    For the purposes of public reporting, the finite sample correction should not be used. When patients use performance reports to choose a provider, past performance matters only because it gives some indication of what kind of care a patient will receive in the future (with some degree of uncertainty, of course). Past performance would matter on its own only if a patient had a time machine that allowed him or her to actually receive care that happened in the past (i.e., the care that generated the data used to calculate performance scores).

    Because every provider has a theoretically infinite population of future patients, the finite sample correction is likely to mislead patients who use public reports of provider performance. Small sample sizes, no matter how completely they capture a provider's past patient population, are likely to produce performance estimates that have probabilities of misclassification due to chance. For example, a performance report based on 100 of a provider's patients out of a total population of 1,000 will have lower misclassification risk than a report based on all 10 of a provider's patients. A more technical explanation of what the finite sample correction is and why it should not be used in performance reporting is available in a paper by Elliott, Zaslavsky, and Cleary.35


    • There are no real advantages. The finite sample correction appears to reduce the risk of misclassification due to chance. But this is a mirage: Misclassification risk regarding future performance is not reduced.


    • High likelihood of covering up true misclassification risk. Reporting past performance that is not a good predictor of future performance is likely to mislead patients and may alienate providers.

iv Case mix adjustment techniques broadly fall into two categories: adjustment based on regression models, and adjustment based on reweighting the data that are used to calculate performance scores. The technical differences between these two approaches are beyond the scope of this guide. The discussion in this section pertains to both case mix adjustment approaches. v Go to the section Task Number 1 for more on misclassification due to chance.
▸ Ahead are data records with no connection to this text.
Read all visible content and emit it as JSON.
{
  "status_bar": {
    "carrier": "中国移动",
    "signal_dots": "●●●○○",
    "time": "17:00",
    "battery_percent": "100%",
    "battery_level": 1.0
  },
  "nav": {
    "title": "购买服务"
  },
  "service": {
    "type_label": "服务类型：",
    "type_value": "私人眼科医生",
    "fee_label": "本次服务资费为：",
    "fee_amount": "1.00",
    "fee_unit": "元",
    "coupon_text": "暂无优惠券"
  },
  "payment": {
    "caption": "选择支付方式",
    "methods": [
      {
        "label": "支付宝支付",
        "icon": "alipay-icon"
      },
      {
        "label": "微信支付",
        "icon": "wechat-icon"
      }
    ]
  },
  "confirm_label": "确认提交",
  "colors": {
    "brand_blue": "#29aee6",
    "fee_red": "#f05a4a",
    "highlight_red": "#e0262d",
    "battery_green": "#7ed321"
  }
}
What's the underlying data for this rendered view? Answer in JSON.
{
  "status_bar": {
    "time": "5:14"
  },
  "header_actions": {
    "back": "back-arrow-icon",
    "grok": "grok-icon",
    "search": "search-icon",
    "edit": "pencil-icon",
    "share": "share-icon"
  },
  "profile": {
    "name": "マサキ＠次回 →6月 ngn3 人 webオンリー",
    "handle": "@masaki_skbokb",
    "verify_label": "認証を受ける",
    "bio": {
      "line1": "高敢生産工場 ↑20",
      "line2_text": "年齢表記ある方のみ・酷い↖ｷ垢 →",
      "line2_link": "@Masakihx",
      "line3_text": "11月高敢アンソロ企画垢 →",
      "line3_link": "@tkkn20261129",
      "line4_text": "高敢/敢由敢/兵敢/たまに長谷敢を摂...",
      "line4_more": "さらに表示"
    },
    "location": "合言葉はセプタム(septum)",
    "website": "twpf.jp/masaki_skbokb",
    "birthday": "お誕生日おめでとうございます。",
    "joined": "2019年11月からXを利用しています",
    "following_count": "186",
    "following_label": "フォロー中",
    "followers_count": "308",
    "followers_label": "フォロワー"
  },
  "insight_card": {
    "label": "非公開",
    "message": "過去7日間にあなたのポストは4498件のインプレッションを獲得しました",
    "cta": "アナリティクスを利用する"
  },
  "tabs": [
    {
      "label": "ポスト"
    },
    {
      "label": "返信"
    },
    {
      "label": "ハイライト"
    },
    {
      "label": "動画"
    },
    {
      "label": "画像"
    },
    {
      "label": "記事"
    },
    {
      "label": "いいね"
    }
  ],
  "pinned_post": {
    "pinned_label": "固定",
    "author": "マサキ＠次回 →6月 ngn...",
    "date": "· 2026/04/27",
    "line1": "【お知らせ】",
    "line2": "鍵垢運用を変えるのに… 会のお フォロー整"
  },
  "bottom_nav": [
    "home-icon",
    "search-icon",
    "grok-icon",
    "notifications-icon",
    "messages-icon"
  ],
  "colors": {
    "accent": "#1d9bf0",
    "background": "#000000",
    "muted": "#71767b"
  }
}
Current as of September 2011
Internet Citation: Decisions Encountered During Key Task Number 5: Computing Provider-Level Performance Scores: Methodological Considerations in Generating Provider Performance Scores for Use in Public Reporting. September 2011. Agency for Healthcare Research and Quality, Rockville, MD.